It has two main subtypes, the M-type, the most powerful, (M-BWO) and the O-type (O-BWO). The O-type delivers typically power in the range of 1 mW at 1000 GHz to 50 mW at 200 GHz. Carcinotrons are used as powerful and stable microwave sources. Due to the good quality wavefront they produce, they find use as illuminators in terahertz imaging.
The backward wave oscillators were demonstrated in 1951, M-type by Bernard Epsztein, (French patent 1,035,379; British patent 699,893; US patent 2,880,355) and O-type by Rudolf Kompfner. The M-type BWO is a voltage-controlled non-resonant extrapolation of magnetron interaction, both types are tunable over a wide range of frequencies by varying the accelerating voltage. They can be swept through the band fast enough to be appearing to radiate over all the band at once, which makes them suitable for effective radar jamming, quickly tuning into the radar frequency. Carcinotrons allowed airborne radar jammers to be highly effective. However, frequency-agile radars can hop frequencies fast enough to force the jammer to use barrage jamming, diluting its output power over a wide band and significantly impairing its efficiency.
Additional recommended knowledge
The Slow-wave structure
The needed slow-wave structures must support a Radio Frequency (RF) electric field with a longitudinal component; the structures are periodic in the direction of the beam and behave like microwave filters with passbands and stopbands. Due to the periodicity of the geometry, the fields are identical from cell to cell except for a constant phase shift Φ. This phase shift, a purely real number in a passband of a lossless structure, varies with frequency. According to Floquet's theorem (see Floquet theory), the RF electric field E(z,t) can be described at an angular frequency ω, by a sum of an infinity of "spatial or space harmonics" En
where the wave number or propagation constant kn of each harmonic is expressed as:
z being the direction of propagation, p the pitch of the circuit and n an integer.
Two examples of slow-wave circuit characteristics are shown, in the ω-k or Brillouin diagram:
A periodic structure can support both forward and backward space harmonics, which are not modes of the field, and cannot exist independently, even if a beam can be coupled to only one of them.
As the magnitude of the space harmonics decreases rapidly when the value of n is large, the interaction can be significant only with the fundamental or the first space harmonic.
The M-type carcinotron, or M-type backward wave oscillator, uses crossed static electric field E and magnetic field B, similar to the magnetron, for focussing an electron sheet beam drifting perpendicularly to E and B, along a slow-wave circuit, with a velocity E/B. Strong interaction occurs when the phase velocity of one space harmonic of the wave is equal to the electron velocity.

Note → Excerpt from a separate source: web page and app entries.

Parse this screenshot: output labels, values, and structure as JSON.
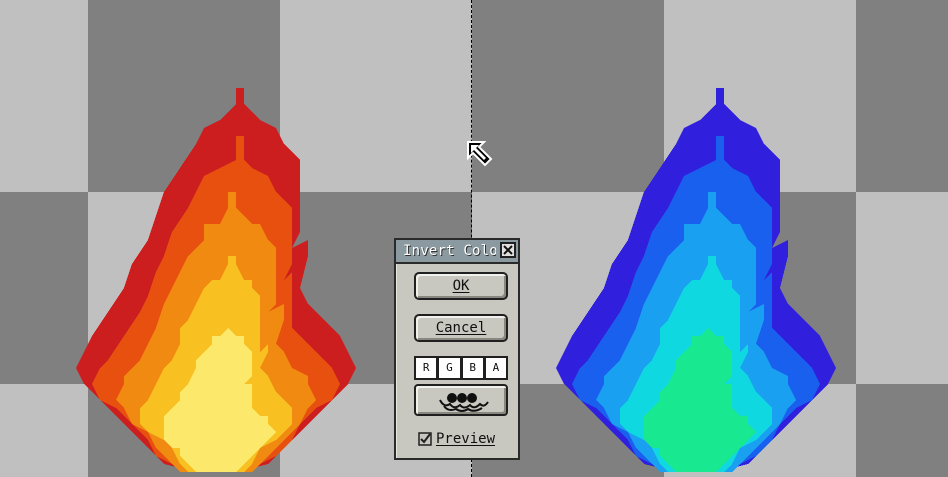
{
  "canvas": {
    "checker_colors": [
      "#808080",
      "#c0c0c0"
    ],
    "original_flame_colors": [
      "#cc1e1e",
      "#e85010",
      "#f08a10",
      "#f8c020",
      "#fce86a"
    ],
    "inverted_flame_colors": [
      "#3020dd",
      "#1a60ee",
      "#1aa0f0",
      "#10d8e0",
      "#18e890"
    ]
  },
  "dialog": {
    "title": "Invert Color",
    "close_icon": "close-icon",
    "ok_label": "OK",
    "cancel_label": "Cancel",
    "channels": [
      "R",
      "G",
      "B",
      "A"
    ],
    "target_icon": "layers-target-icon",
    "preview_label": "Preview",
    "preview_checked": true
  }
}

Both Ez and Ey components of the RF field are involved in the interaction (Ey parallel to the static E field). Electrons which are in a decelerating Ez electric field of the slow-wave, loose the potential energy they have in the static electric field E and reach the circuit. The sole electrode is more negative than the cathode, in order to avoid collecting those electrons having gained energy while interacting with the slow-wave space harmonic.

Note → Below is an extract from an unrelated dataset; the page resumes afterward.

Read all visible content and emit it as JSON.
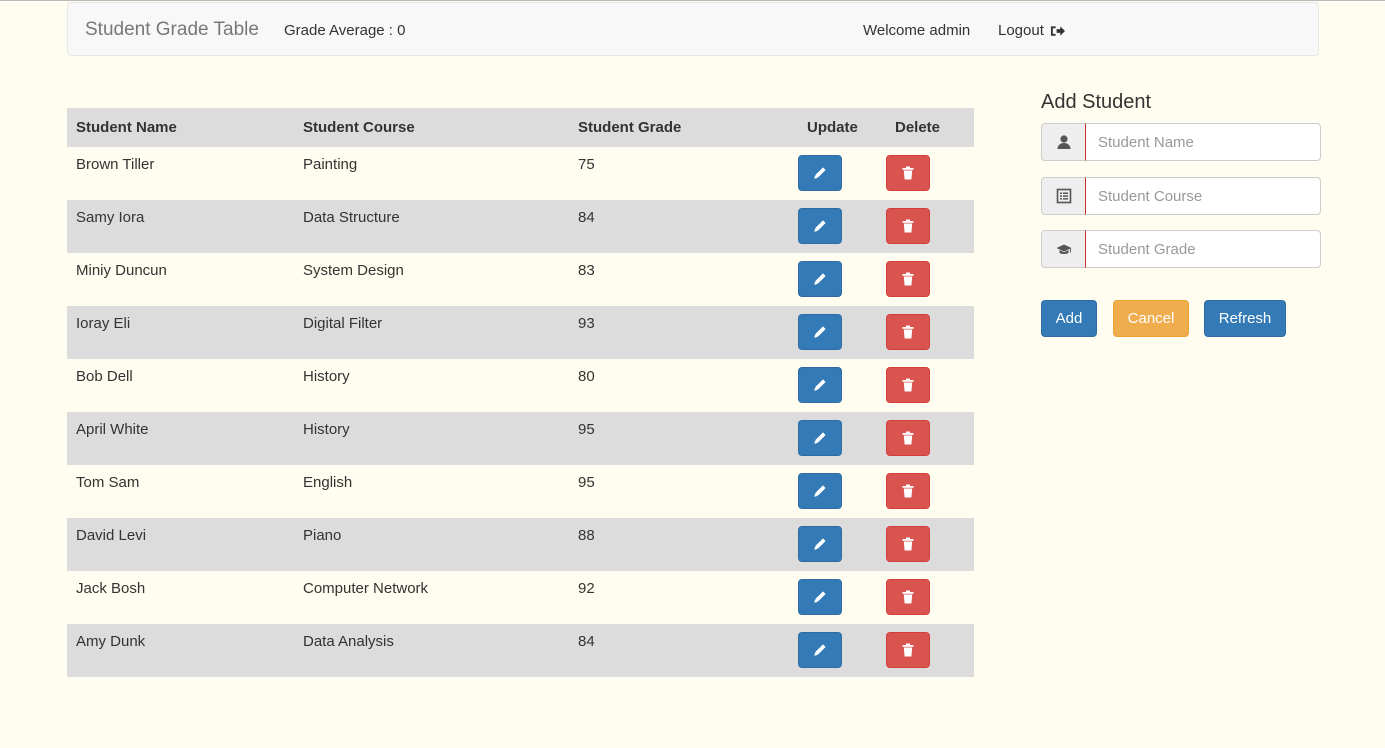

The O-type carcinotron, or O-type backward wave oscillator, uses an electron beam longitudinally focused by a magnetic field, and a slow-wave circuit interacting with the beam. A collector collects the beam at the end of the tube.
FR-1,035,379 - Bernard Epsztein (filed 1951)
GB-699,893 - Bernard Epsztein (1952 - filed 1951)
US-2,880,355 - Bernard Epsztein (1959 - filed 1952)
|This article is licensed under the GNU Free Documentation License. It uses material from the Wikipedia article "Backward_wave_oscillator". A list of authors is available in Wikipedia.|